#### Your goal
This exercise calls for copying every line below that holds the word "JSON".

[Data shown — start]

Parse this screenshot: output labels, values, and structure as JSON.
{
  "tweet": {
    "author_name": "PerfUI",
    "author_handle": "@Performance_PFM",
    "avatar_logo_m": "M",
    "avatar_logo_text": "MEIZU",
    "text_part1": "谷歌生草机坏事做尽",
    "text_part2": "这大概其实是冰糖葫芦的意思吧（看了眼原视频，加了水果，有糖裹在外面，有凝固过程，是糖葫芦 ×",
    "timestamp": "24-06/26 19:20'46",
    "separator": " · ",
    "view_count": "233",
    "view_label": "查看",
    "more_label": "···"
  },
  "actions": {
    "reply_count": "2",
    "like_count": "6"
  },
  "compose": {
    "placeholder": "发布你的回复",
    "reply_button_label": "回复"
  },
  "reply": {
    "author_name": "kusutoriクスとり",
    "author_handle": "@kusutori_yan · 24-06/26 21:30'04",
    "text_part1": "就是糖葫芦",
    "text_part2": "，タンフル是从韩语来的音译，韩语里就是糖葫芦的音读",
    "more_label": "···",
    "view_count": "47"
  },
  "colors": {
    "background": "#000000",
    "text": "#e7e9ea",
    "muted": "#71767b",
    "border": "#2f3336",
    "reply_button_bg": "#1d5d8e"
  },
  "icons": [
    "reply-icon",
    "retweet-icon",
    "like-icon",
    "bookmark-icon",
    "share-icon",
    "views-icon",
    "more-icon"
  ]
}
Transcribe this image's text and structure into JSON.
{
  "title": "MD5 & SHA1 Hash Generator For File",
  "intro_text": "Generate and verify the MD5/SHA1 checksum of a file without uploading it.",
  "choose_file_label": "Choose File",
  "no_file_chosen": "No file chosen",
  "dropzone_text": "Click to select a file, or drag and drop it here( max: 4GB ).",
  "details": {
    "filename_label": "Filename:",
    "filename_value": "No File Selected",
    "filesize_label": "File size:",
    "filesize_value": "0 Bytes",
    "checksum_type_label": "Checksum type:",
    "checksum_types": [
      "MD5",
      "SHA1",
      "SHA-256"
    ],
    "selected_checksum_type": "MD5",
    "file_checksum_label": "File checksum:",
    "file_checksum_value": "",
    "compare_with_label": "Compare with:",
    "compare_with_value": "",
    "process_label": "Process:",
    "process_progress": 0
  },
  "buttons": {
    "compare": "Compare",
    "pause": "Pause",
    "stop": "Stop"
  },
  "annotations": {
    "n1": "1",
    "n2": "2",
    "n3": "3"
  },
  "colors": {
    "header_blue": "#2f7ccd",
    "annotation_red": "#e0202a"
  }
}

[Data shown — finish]
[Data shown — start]

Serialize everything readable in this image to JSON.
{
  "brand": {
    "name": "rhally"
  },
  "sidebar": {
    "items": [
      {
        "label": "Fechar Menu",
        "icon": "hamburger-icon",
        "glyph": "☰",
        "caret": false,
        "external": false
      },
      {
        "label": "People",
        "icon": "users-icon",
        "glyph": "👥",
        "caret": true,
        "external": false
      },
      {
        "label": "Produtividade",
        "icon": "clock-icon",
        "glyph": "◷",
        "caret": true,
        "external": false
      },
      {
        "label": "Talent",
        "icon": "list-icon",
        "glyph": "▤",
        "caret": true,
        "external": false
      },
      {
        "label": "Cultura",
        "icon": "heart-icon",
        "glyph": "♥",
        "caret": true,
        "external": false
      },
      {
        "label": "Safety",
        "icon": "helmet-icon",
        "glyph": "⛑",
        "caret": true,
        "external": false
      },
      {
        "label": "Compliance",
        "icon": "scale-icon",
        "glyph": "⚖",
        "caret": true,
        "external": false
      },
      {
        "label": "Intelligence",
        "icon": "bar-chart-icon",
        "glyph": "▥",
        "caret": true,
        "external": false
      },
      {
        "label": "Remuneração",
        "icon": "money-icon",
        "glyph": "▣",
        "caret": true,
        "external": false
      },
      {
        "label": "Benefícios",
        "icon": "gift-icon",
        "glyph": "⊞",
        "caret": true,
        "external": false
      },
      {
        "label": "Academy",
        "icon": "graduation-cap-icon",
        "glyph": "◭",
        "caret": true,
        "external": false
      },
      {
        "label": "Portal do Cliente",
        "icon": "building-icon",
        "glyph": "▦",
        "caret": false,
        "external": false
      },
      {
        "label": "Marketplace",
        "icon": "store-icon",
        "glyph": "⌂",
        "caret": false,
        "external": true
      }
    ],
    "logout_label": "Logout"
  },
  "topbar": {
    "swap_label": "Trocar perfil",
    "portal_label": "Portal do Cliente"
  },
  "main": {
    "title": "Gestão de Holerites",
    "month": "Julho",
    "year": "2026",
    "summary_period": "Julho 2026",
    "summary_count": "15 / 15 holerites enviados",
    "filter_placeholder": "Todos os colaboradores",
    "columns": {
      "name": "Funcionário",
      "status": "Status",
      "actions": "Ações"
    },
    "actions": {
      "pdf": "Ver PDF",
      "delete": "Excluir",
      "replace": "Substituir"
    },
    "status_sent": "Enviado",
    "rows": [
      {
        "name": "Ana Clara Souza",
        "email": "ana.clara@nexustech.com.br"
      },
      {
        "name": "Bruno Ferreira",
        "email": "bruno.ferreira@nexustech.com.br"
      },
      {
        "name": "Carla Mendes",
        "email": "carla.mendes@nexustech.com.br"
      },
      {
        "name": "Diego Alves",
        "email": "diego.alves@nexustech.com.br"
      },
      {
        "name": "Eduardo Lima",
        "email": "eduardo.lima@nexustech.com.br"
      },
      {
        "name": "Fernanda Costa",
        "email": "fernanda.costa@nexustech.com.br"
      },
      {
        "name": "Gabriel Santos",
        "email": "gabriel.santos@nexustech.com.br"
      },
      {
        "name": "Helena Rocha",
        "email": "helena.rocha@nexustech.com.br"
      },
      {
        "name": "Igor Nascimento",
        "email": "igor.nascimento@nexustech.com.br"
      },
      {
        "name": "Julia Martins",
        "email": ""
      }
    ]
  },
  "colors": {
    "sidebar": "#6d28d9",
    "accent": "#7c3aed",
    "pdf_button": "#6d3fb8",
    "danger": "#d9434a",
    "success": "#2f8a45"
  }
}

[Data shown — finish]

#### The answer
Parse this screenshot: output labels, values, and structure as JSON.
Transcribe this image's text and structure into JSON.
Serialize everything readable in this image to JSON.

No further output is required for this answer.